About this task ▸ Pull every line containing "label" out of the material below.

****************************************

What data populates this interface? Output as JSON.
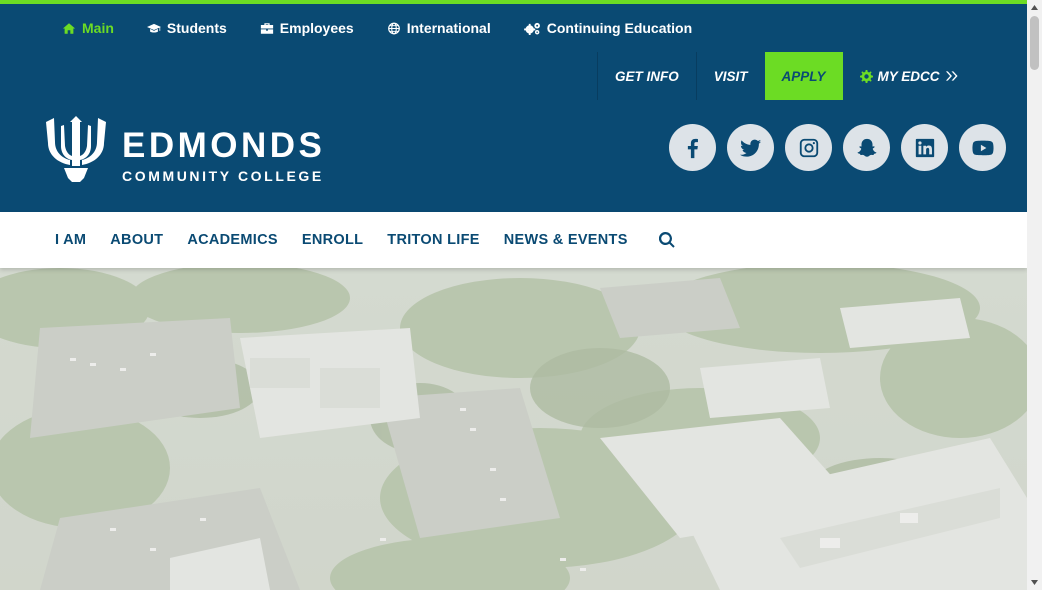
{
  "audience_nav": [
    {
      "label": "Main",
      "icon": "home-icon",
      "active": true
    },
    {
      "label": "Students",
      "icon": "graduation-cap-icon",
      "active": false
    },
    {
      "label": "Employees",
      "icon": "briefcase-icon",
      "active": false
    },
    {
      "label": "International",
      "icon": "globe-icon",
      "active": false
    },
    {
      "label": "Continuing Education",
      "icon": "gears-icon",
      "active": false
    }
  ],
  "cta": {
    "get_info": "GET INFO",
    "visit": "VISIT",
    "apply": "APPLY",
    "my_edcc": "MY EDCC"
  },
  "brand": {
    "name": "EDMONDS",
    "subtitle": "COMMUNITY COLLEGE"
  },
  "social": [
    "facebook-icon",
    "twitter-icon",
    "instagram-icon",
    "snapchat-icon",
    "linkedin-icon",
    "youtube-icon"
  ],
  "main_nav": [
    "I AM",
    "ABOUT",
    "ACADEMICS",
    "ENROLL",
    "TRITON LIFE",
    "NEWS & EVENTS"
  ],
  "colors": {
    "brand_blue": "#0a4a73",
    "accent_green": "#6cdc24",
    "social_bg": "#dde3e8"
  }
}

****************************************

Exercise output ▸
      "label": "Main",
      "label": "Students",
      "label": "Employees",
      "label": "International",
      "label": "Continuing Education",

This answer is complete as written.